British Championship – Torquay – Day 3

Wednesday, 29 July 2009

Day 3

Entries shooting up:
The number of entries recorded on the home page of the event website is given as 837, which was a good enough response compared to some recent years, but that was only the position early on Sunday. During that day there was a near-constant stream of people arriving and wanting to enter something or other. One Irish lady, who shall be nameless, entered 5 events on the spot, saying she just wanted to be playing all the time. By the end of the day the total number of entries had shot up to well over 900. And of course, the same thing will probably happen again at the weekend, so don’t be surprised if entries touch 1,000 by the end.
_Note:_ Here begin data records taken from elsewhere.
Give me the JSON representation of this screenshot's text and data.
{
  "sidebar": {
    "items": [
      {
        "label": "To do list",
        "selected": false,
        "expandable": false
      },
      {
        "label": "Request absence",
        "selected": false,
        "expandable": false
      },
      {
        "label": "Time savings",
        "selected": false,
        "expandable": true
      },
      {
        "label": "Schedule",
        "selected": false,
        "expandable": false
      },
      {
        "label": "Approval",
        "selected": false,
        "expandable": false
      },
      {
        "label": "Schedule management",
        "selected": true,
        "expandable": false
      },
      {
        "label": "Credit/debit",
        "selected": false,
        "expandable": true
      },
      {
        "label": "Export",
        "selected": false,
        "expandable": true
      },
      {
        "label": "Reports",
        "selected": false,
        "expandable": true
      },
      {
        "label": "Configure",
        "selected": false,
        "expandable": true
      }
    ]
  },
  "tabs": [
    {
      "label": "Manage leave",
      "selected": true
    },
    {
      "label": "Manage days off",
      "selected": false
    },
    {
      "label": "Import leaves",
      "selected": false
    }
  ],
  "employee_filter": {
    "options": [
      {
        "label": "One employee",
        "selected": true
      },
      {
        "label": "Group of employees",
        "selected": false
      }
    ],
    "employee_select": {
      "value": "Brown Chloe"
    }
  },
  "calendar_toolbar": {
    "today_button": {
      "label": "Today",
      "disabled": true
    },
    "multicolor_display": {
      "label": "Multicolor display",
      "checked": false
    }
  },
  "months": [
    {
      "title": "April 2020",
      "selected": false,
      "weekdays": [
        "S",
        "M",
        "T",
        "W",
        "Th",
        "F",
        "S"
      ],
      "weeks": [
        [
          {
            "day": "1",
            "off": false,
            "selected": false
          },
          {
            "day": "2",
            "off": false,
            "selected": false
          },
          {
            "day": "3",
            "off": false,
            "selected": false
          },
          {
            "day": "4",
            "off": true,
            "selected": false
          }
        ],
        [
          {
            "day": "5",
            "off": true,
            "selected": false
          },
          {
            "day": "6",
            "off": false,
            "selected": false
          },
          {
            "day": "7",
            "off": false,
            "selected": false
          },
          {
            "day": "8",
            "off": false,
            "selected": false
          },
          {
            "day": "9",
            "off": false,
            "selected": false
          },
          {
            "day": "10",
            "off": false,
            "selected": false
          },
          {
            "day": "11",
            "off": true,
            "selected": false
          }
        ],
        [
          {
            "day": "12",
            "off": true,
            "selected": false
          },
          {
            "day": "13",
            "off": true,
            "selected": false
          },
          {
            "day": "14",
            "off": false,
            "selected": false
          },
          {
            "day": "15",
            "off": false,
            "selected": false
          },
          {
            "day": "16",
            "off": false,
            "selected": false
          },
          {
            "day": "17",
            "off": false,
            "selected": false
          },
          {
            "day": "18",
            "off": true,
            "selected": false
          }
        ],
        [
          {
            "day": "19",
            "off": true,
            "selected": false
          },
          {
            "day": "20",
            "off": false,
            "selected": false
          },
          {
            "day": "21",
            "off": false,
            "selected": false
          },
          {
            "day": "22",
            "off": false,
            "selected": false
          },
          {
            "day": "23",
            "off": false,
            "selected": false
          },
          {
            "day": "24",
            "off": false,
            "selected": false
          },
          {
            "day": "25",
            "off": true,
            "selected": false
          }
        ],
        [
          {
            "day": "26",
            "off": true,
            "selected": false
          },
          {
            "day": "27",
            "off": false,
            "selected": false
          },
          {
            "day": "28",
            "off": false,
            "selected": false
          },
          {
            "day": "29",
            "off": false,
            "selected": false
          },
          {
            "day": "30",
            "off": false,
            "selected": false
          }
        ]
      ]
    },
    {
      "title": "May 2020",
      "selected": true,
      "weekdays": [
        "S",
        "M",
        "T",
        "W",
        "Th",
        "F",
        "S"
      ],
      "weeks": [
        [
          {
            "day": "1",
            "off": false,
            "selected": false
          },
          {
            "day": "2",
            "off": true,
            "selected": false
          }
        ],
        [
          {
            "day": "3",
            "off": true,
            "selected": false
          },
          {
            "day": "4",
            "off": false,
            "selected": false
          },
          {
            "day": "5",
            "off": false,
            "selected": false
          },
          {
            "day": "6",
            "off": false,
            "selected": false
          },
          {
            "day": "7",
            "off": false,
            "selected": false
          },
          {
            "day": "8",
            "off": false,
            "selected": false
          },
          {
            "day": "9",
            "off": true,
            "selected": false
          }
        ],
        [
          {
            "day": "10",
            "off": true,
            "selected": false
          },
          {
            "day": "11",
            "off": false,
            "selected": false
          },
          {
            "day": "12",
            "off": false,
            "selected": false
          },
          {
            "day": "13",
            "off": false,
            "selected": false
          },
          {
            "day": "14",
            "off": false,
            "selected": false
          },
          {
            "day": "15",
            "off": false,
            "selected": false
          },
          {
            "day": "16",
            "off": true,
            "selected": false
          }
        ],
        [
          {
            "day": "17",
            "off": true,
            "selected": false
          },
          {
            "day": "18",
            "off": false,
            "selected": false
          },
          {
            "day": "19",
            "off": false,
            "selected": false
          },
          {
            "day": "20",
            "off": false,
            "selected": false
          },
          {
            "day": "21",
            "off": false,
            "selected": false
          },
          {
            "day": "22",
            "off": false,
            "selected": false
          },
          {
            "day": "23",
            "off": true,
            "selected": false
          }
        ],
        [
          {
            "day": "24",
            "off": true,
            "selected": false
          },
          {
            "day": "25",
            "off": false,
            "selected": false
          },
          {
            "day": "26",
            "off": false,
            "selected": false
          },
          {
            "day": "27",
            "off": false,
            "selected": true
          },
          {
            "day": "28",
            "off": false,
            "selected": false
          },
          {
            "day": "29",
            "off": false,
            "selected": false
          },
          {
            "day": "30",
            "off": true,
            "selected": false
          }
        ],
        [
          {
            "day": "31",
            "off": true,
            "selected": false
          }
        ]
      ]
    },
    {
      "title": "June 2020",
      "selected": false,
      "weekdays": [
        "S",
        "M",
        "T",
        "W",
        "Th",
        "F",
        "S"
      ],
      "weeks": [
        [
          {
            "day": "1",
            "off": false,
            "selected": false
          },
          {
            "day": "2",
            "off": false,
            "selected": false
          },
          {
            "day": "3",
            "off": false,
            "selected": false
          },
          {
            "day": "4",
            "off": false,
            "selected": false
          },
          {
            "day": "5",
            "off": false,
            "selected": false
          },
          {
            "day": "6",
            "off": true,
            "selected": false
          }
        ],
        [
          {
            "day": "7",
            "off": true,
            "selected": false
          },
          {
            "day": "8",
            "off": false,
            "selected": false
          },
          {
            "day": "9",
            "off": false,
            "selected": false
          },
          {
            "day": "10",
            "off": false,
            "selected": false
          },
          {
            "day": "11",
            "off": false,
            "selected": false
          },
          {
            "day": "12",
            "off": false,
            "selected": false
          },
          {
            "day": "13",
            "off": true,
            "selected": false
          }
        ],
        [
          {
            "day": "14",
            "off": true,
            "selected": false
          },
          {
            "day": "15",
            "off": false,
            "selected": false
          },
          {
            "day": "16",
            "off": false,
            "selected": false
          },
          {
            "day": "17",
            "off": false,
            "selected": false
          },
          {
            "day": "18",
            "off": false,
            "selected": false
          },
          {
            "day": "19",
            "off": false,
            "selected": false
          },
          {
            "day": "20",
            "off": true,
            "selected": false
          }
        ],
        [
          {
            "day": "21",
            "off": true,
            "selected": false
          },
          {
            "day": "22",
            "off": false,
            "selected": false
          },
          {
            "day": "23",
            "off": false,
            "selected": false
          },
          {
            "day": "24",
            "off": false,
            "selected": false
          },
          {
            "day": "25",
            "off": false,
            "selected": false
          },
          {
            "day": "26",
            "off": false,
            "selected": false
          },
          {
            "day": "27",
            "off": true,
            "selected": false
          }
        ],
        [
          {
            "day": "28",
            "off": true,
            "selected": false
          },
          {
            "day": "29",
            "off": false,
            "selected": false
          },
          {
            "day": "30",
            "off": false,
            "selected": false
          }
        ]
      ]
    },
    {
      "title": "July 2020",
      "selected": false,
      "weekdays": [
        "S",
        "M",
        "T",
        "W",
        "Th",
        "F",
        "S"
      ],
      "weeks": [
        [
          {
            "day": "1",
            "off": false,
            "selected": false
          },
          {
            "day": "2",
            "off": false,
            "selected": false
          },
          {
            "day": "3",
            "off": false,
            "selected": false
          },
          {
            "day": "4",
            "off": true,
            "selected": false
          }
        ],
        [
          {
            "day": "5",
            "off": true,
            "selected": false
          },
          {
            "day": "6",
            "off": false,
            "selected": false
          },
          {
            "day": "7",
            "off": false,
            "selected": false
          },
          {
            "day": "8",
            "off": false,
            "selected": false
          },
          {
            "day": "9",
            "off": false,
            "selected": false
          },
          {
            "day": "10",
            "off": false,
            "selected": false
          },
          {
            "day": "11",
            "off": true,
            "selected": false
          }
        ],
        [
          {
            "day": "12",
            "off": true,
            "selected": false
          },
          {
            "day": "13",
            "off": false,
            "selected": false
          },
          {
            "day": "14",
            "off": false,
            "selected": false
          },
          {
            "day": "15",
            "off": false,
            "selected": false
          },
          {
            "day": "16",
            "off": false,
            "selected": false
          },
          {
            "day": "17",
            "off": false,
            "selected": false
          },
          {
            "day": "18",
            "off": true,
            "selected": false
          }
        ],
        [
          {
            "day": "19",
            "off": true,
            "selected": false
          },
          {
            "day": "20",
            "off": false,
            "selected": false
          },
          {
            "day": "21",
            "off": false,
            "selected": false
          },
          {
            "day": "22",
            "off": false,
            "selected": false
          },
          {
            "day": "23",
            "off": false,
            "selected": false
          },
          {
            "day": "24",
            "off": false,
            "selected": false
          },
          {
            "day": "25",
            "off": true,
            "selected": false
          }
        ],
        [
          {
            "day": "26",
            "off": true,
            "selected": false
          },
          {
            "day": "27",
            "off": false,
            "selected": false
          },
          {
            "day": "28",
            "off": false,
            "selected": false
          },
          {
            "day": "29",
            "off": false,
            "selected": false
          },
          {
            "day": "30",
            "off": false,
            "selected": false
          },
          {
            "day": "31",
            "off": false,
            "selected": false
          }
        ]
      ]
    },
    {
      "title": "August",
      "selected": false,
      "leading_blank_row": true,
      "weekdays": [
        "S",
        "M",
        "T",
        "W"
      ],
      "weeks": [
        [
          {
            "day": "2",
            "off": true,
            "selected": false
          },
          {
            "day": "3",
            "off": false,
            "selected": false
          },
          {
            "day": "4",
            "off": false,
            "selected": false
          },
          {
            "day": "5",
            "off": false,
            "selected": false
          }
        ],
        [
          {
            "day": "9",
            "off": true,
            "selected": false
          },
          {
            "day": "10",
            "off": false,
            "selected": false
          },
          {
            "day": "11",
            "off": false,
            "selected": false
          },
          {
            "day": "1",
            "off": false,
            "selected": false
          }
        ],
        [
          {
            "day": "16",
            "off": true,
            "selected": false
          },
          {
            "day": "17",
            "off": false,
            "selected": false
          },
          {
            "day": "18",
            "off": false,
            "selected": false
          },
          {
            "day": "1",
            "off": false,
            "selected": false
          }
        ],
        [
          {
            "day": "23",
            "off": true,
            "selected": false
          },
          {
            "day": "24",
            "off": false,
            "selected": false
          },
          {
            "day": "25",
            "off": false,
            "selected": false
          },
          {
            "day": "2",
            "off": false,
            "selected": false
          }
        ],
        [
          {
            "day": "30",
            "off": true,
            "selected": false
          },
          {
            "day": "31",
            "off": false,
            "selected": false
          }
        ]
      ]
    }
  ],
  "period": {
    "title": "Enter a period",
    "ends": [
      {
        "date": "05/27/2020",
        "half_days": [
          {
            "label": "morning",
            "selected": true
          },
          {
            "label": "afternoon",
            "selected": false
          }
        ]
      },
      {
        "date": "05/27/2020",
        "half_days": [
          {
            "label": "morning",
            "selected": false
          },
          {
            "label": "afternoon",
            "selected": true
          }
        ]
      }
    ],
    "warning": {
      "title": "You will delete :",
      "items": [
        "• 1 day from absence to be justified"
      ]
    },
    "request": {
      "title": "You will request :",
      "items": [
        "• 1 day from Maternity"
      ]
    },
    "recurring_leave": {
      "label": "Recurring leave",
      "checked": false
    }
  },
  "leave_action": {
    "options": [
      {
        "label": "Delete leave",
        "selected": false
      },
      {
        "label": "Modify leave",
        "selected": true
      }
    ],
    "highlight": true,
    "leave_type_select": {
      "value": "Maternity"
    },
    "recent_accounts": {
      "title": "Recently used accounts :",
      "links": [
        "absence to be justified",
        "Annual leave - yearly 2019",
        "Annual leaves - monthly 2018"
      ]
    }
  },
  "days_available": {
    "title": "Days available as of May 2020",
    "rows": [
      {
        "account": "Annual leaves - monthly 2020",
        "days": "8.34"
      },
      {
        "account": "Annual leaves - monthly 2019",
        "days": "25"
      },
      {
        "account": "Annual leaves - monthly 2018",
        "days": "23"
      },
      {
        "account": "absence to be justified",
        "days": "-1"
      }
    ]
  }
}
Review of Round 2:
Of the 76 players, the number on a maximum 2 points is already down to just 7. The top seeds, Jones (Gawain), Williams, Gordon and Howell marched on, with David Eggleston, Jones (William) and Salimbeni all keeping pace. Conquest and Arkell got their 1st points. There are only two Dominics in the group, and of course they were paired. Local resident, Dominic Mackle is Devon’s qualifier by virtue of being host county. He is the current Devon Champion, while Dominic Tunks is Hampshire’s Match Captain. He qualified by obtaining a rating over 2350 from 7 games, playing for his Wessex team in the 4NCL, the first time this system has been used. Mackle got the win.
Andrew Martin’s game of the day was unusually a draw, that between Torbay-born Gary Lane and Portsmouth’s Peter Wells. They shared the prize money, the first time that’s happened. Check the game out on the website to see if you agree with Andrew.

Round 3 Opening Chaos:
Heavy rain was forecast for the afternoon, and sure enough it arrived in time to drench those coming in for the start of afternoon play. It built to a tropical intensity until at 2 p.m. some little monkey on the gallery (no one knows who – yet) pressed the fire alarm button to see what would happen. Well, two things happened – speakers all around the building ordered everyone outside immediately and the windows in the roof opened automatically to let out the smoke. There was no smoke to go out, of course, but an awful lot of rain to come in. Within minutes the boards, tables and floor beneath each window were soaked and the start was delayed by 15 minutes while Centre staff worked wonders, mopping up and changing wet chairs and cloths. Play eventually got under way at 14.30. Would the disturbance affect the focus of the GMs who like to go into an almost trance-like state of concentration before each round? We’ll see.

  Lara Barnes (left) helps to change wet cloths for dry while Sarah Hegarty looks on.

Irish Crystal: Few players here have been as regular in their attendance at the British as Graeme McCormack, who has only missed once since 1973, this being his 35th. He regularly enters the U-175 and U-150 championships.

He met his wife Gill while working in the same department as a civil servant in his native Belfast, where he plays for the Fisherwick Chess Club in Division 1 of the Ulster League. They married days before leaving to play at the Norwich event in 1994, and these days their anniversary usually falls during the British – this year their Crystal Anniversary was on Monday. Graeme lost his game that day, but they compensated by going out in the evening for a celebratory meal.

                                                                                                                      Gill and Graeme McCormack
 Trivia: Yesterday I asked whose was the last father and son combination to play in the British Championship before this year’s John and Paul Littlewood. It was not so long ago (Gt. Yarmouth 2007) when the arbiters’ nightmare partnership of Michael White and son Michael White both played. When young Michael became active on the chess circuit, Pere White starting using his second name of Ernest for a while, but appears to have reverted to Michael again recently.

2nd Question: This year we have teenage brothers William and Victor Jones of Lewisham, both playing in the Championship. They are not twins, nor, as far as is known, are any relation to 2nd favourite Gawain Jones, nor me. Their father Lawrence is playing in one of the morning sections. (so what happened to all the Smiths, anyway?).

Now, who were the last siblings to appear together in “The British”? (Answer tomorrow).